Front Cover
Tupelo Press, 2016 - America - 512 pages
Poetry. Latino/Latina Studies. Translated by Mariela Griffor. Pablo Neruda's epic poem CANTO GENERAL is a prodigious work that scrolls out like the chronicle of a journey through the Americas. In his most audacious and ambitious achievement, Neruda depicts history as a vast, continuous struggle against oppression. Constructed in fifteen parts, and made up of more than fifteen thousand lines, CANTO GENERAL unfolds in successive epochs, celebrating the flora and fauna and geology of Neruda's homeland and recounting episodes in the lives of explorers and conquistadors, emperors and dictators, revolutionaries and everyday laborers. Here is CANTO GENERAL seen afresh, the breathtaking beauty of Neruda's poetry fully revealed in English, with a new translation for the twenty-first century.

"[Mariela Griffor's] introduction alone offers interesting reading. But in the text itself, the translator also makes Neruda's verses sing for the reader...Consider the beauty of the single line in the same opening section: 'All is silence made of water and wind' (21). Though beautiful in Neruda's Todo es silencio de agua y viento, the alliteration in English makes it even more wonderful...Griffor serves up her reader dozens and dozens of such gorgeous lines, stanzas, and poems 'transcreated' from Neruda and her work is truly worth serious attention from the reader." Don Cellini"

What people are saying - Write a review

Canto general

User Review  - Not Available - Book Verdict

Comprising 15 sections and over 300 separate poems, this epic traces the history of Spanish America from the pre-Colombian innocence to present corruption. Despite the heavy-handed, overt, and ... Read full review

Other editions - View all

About the author (2016)

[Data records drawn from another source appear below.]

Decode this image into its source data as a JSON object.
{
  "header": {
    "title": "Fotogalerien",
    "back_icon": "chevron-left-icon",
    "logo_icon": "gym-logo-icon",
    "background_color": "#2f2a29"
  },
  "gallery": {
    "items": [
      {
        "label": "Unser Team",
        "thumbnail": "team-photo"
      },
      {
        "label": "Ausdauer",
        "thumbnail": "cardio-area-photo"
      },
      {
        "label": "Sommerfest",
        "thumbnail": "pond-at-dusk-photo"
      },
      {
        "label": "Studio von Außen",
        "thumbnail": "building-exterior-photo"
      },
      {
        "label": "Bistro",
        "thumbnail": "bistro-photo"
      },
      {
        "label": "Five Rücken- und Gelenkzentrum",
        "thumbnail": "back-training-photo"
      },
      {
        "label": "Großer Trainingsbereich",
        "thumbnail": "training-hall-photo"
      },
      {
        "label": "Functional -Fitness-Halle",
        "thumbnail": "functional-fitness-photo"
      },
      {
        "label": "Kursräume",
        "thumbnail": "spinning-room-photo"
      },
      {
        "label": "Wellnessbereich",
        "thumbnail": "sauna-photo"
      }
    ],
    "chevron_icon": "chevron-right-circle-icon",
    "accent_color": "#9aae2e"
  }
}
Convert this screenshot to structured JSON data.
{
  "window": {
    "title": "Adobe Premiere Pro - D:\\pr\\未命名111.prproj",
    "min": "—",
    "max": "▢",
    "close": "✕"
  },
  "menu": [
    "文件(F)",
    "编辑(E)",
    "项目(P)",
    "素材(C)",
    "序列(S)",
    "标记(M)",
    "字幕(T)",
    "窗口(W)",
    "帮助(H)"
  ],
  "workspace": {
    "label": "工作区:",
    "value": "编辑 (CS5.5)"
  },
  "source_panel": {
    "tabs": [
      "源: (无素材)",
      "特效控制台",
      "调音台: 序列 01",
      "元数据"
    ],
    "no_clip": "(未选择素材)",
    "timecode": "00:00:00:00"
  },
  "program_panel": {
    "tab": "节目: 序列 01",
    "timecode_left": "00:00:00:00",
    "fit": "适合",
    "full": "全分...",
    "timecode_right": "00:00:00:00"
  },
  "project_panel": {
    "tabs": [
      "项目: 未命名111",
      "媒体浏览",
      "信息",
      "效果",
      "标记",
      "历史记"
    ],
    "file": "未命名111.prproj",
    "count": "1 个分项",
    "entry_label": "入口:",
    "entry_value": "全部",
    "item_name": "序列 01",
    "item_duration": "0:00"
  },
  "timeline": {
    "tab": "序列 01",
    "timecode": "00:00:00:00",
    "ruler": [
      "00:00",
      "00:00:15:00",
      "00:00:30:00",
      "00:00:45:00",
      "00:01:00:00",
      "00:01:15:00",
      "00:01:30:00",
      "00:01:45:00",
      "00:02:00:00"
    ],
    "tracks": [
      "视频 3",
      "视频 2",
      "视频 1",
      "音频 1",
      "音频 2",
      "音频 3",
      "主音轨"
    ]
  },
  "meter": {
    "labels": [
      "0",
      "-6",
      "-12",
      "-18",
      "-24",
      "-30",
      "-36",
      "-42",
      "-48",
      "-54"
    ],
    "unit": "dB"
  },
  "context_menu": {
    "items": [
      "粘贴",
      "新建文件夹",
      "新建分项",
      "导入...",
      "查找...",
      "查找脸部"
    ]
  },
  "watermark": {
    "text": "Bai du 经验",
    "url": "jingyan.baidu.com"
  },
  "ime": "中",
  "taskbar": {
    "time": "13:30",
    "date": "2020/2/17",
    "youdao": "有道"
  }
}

Pablo Neruda (1904-1973) held diplomatic posts in Asian and European countries. After joining the Communist Party, Neruda was elected to the Chilean Senate but was forced to live in exile in Mexico for several years. Eventually he established a permanent home on Isla Negra. In 1970 he was appointed as Chile's ambassador to France; in 1971 he was awarded the Nobel Prize in Literature.

Bibliographic information